┌──

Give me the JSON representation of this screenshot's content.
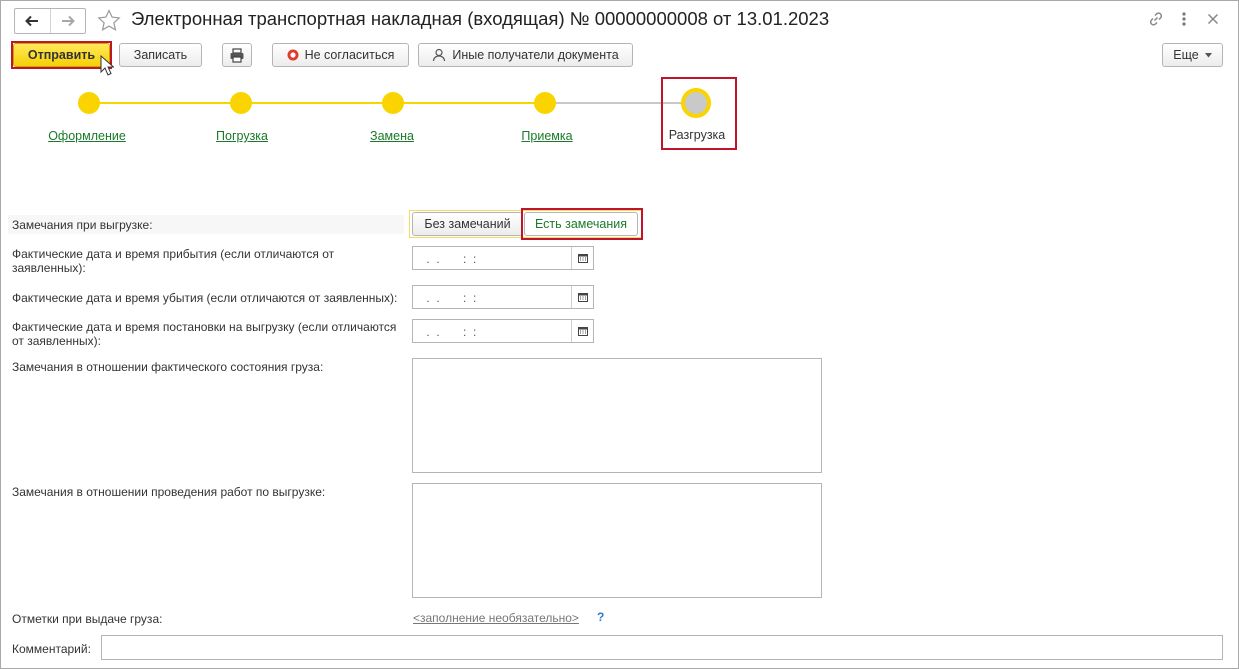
{
  "window": {
    "title": "Электронная транспортная накладная (входящая) № 00000000008 от 13.01.2023"
  },
  "toolbar": {
    "send_label": "Отправить",
    "save_label": "Записать",
    "disagree_label": "Не согласиться",
    "recipients_label": "Иные получатели документа",
    "more_label": "Еще"
  },
  "stepper": {
    "steps": [
      {
        "label": "Оформление",
        "state": "done"
      },
      {
        "label": "Погрузка",
        "state": "done"
      },
      {
        "label": "Замена",
        "state": "done"
      },
      {
        "label": "Приемка",
        "state": "done"
      },
      {
        "label": "Разгрузка",
        "state": "current"
      }
    ],
    "colors": {
      "done": "#f9d400",
      "current": "#c9c9c9",
      "link": "#1a7a2a"
    }
  },
  "form": {
    "remarks_label": "Замечания при выгрузке:",
    "remarks_options": [
      "Без замечаний",
      "Есть замечания"
    ],
    "remarks_selected": "Есть замечания",
    "arrival_label": "Фактические дата и время прибытия (если отличаются от заявленных):",
    "departure_label": "Фактические дата и время убытия (если отличаются от заявленных):",
    "unloading_label": "Фактические дата и время постановки на выгрузку (если отличаются от заявленных):",
    "date_mask": " .  .       :  :",
    "cargo_state_label": "Замечания в отношении фактического состояния груза:",
    "works_label": "Замечания в отношении проведения работ по выгрузке:",
    "marks_label": "Отметки при выдаче груза:",
    "marks_link": "<заполнение необязательно>",
    "marks_help": "?",
    "comment_label": "Комментарий:",
    "comment_value": ""
  }
}
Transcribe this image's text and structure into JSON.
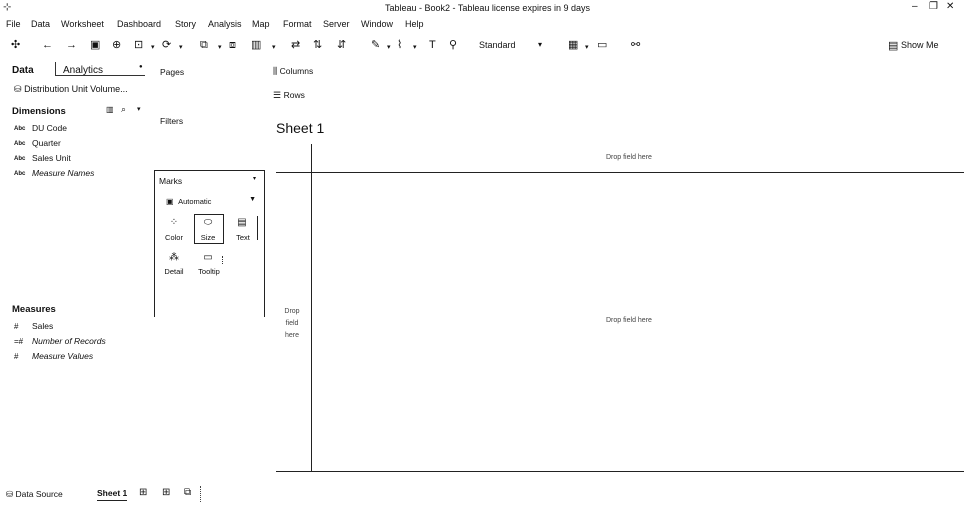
{
  "window": {
    "title": "Tableau - Book2 - Tableau license expires in 9 days",
    "app_icon": "tableau-app-icon",
    "controls": {
      "minimize": "–",
      "restore": "❐",
      "close": "✕"
    }
  },
  "menu": [
    "File",
    "Data",
    "Worksheet",
    "Dashboard",
    "Story",
    "Analysis",
    "Map",
    "Format",
    "Server",
    "Window",
    "Help"
  ],
  "toolbar": {
    "fit_dropdown": "Standard",
    "show_me": "Show Me"
  },
  "data_pane": {
    "tab_data": "Data",
    "tab_analytics": "Analytics",
    "data_source": "Distribution Unit Volume...",
    "dimensions_header": "Dimensions",
    "dimensions": [
      {
        "type": "Abc",
        "name": "DU Code",
        "italic": false
      },
      {
        "type": "Abc",
        "name": "Quarter",
        "italic": false
      },
      {
        "type": "Abc",
        "name": "Sales Unit",
        "italic": false
      },
      {
        "type": "Abc",
        "name": "Measure Names",
        "italic": true
      }
    ],
    "measures_header": "Measures",
    "measures": [
      {
        "type": "#",
        "name": "Sales",
        "italic": false
      },
      {
        "type": "=#",
        "name": "Number of Records",
        "italic": true
      },
      {
        "type": "#",
        "name": "Measure Values",
        "italic": true
      }
    ]
  },
  "shelves": {
    "pages": "Pages",
    "filters": "Filters",
    "columns": "Columns",
    "rows": "Rows"
  },
  "marks": {
    "header": "Marks",
    "type": "Automatic",
    "buttons": [
      "Color",
      "Size",
      "Text",
      "Detail",
      "Tooltip"
    ]
  },
  "canvas": {
    "sheet_title": "Sheet 1",
    "drop_top": "Drop field here",
    "drop_center": "Drop field here",
    "drop_left_lines": [
      "Drop",
      "field",
      "here"
    ]
  },
  "bottom_bar": {
    "data_source": "Data Source",
    "sheet_tab": "Sheet 1"
  }
}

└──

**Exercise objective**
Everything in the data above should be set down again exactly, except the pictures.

**Reply to the task**
Give me the JSON representation of this screenshot's content.
{
  "window": {
    "title": "Электронная транспортная накладная (входящая) № 00000000008 от 13.01.2023"
  },
  "toolbar": {
    "send_label": "Отправить",
    "save_label": "Записать",
    "disagree_label": "Не согласиться",
    "recipients_label": "Иные получатели документа",
    "more_label": "Еще"
  },
  "stepper": {
    "steps": [
      {
        "label": "Оформление",
        "state": "done"
      },
      {
        "label": "Погрузка",
        "state": "done"
      },
      {
        "label": "Замена",
        "state": "done"
      },
      {
        "label": "Приемка",
        "state": "done"
      },
      {
        "label": "Разгрузка",
        "state": "current"
      }
    ],
    "colors": {
      "done": "#f9d400",
      "current": "#c9c9c9",
      "link": "#1a7a2a"
    }
  },
  "form": {
    "remarks_label": "Замечания при выгрузке:",
    "remarks_options": [
      "Без замечаний",
      "Есть замечания"
    ],
    "remarks_selected": "Есть замечания",
    "arrival_label": "Фактические дата и время прибытия (если отличаются от заявленных):",
    "departure_label": "Фактические дата и время убытия (если отличаются от заявленных):",
    "unloading_label": "Фактические дата и время постановки на выгрузку (если отличаются от заявленных):",
    "date_mask": " .  .       :  :",
    "cargo_state_label": "Замечания в отношении фактического состояния груза:",
    "works_label": "Замечания в отношении проведения работ по выгрузке:",
    "marks_label": "Отметки при выдаче груза:",
    "marks_link": "<заполнение необязательно>",
    "marks_help": "?",
    "comment_label": "Комментарий:",
    "comment_value": ""
  }
}
Transcribe this image's text and structure into JSON.
{
  "window": {
    "title": "Tableau - Book2 - Tableau license expires in 9 days",
    "app_icon": "tableau-app-icon",
    "controls": {
      "minimize": "–",
      "restore": "❐",
      "close": "✕"
    }
  },
  "menu": [
    "File",
    "Data",
    "Worksheet",
    "Dashboard",
    "Story",
    "Analysis",
    "Map",
    "Format",
    "Server",
    "Window",
    "Help"
  ],
  "toolbar": {
    "fit_dropdown": "Standard",
    "show_me": "Show Me"
  },
  "data_pane": {
    "tab_data": "Data",
    "tab_analytics": "Analytics",
    "data_source": "Distribution Unit Volume...",
    "dimensions_header": "Dimensions",
    "dimensions": [
      {
        "type": "Abc",
        "name": "DU Code",
        "italic": false
      },
      {
        "type": "Abc",
        "name": "Quarter",
        "italic": false
      },
      {
        "type": "Abc",
        "name": "Sales Unit",
        "italic": false
      },
      {
        "type": "Abc",
        "name": "Measure Names",
        "italic": true
      }
    ],
    "measures_header": "Measures",
    "measures": [
      {
        "type": "#",
        "name": "Sales",
        "italic": false
      },
      {
        "type": "=#",
        "name": "Number of Records",
        "italic": true
      },
      {
        "type": "#",
        "name": "Measure Values",
        "italic": true
      }
    ]
  },
  "shelves": {
    "pages": "Pages",
    "filters": "Filters",
    "columns": "Columns",
    "rows": "Rows"
  },
  "marks": {
    "header": "Marks",
    "type": "Automatic",
    "buttons": [
      "Color",
      "Size",
      "Text",
      "Detail",
      "Tooltip"
    ]
  },
  "canvas": {
    "sheet_title": "Sheet 1",
    "drop_top": "Drop field here",
    "drop_center": "Drop field here",
    "drop_left_lines": [
      "Drop",
      "field",
      "here"
    ]
  },
  "bottom_bar": {
    "data_source": "Data Source",
    "sheet_tab": "Sheet 1"
  }
}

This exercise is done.